(b. ca. 1486, Castel Monaperto, d. 1551, Siena)

View of the ceiling vault

Palazzo Venturi, Siena

The Palazzo Venturi (later Palazzo Agostini then Palazzo Casini-Casuccini, now Palazzo Bindi Sergardi) is a palace in the Via dei Pellegrini, just a few steps from the Campo in Siena. Beccafumi painted here, on the ceiling in a room on the second floor, a fresco cycle with eight scenes of exemplary deeds of ancient heroes, ten medallions with scenes from ancient mythology and history, as well as twenty famous women of antiquity. The room now belongs to a private apartment.

The commission came from a member of the Venturi family. It is not clear whether Beccafumi was originally supposed to paint the walls, or at least the lunettes, in addition to the ceiling frescoes visible today. Vasari, who was the first to describe and praise the frescoes in his Vite (1550), named Marcello Agostini as the owner of the palace.

The form of the ceiling vault, with three spandrels on the long walls and two on the short ones, suggested an articulation based on a type familiar to Beccafumi from Rome, where he had studied the frescoes in the Villa Farnesina.

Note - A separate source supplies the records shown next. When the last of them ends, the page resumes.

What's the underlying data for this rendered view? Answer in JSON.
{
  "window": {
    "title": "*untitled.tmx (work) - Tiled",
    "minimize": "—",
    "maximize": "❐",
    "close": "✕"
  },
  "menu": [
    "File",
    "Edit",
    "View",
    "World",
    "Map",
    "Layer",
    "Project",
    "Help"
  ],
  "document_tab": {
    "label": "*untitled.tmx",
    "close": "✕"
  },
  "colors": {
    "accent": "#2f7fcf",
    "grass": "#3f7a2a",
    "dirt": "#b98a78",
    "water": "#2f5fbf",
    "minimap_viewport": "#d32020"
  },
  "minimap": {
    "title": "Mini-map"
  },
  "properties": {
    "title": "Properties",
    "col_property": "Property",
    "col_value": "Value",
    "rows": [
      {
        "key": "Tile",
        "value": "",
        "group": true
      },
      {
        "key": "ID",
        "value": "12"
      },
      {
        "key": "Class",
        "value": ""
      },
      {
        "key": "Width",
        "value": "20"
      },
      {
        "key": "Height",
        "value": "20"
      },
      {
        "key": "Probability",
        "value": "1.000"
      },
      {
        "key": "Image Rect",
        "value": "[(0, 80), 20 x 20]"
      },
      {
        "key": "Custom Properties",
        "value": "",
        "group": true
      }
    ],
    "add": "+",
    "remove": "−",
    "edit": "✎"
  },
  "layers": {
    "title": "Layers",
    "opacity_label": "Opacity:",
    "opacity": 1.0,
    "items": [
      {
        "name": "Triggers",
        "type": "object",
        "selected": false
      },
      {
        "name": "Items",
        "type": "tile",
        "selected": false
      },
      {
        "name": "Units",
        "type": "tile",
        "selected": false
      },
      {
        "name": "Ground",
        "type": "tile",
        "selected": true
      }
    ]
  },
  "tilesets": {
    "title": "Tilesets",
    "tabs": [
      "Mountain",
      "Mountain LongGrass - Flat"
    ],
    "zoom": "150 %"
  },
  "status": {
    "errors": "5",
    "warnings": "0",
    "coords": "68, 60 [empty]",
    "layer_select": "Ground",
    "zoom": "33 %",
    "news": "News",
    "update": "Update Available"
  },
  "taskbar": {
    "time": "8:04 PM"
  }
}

Besides the two central paintings there are three cycles with different themes, each of which is meant to be observed separately: ancient history in the six octagons that surround the central paintings, ten mythological depictions in the oculi, and twenty women in the lower corners of the spandrels, several of whom immediately recognizable as famous heroines of antiquity.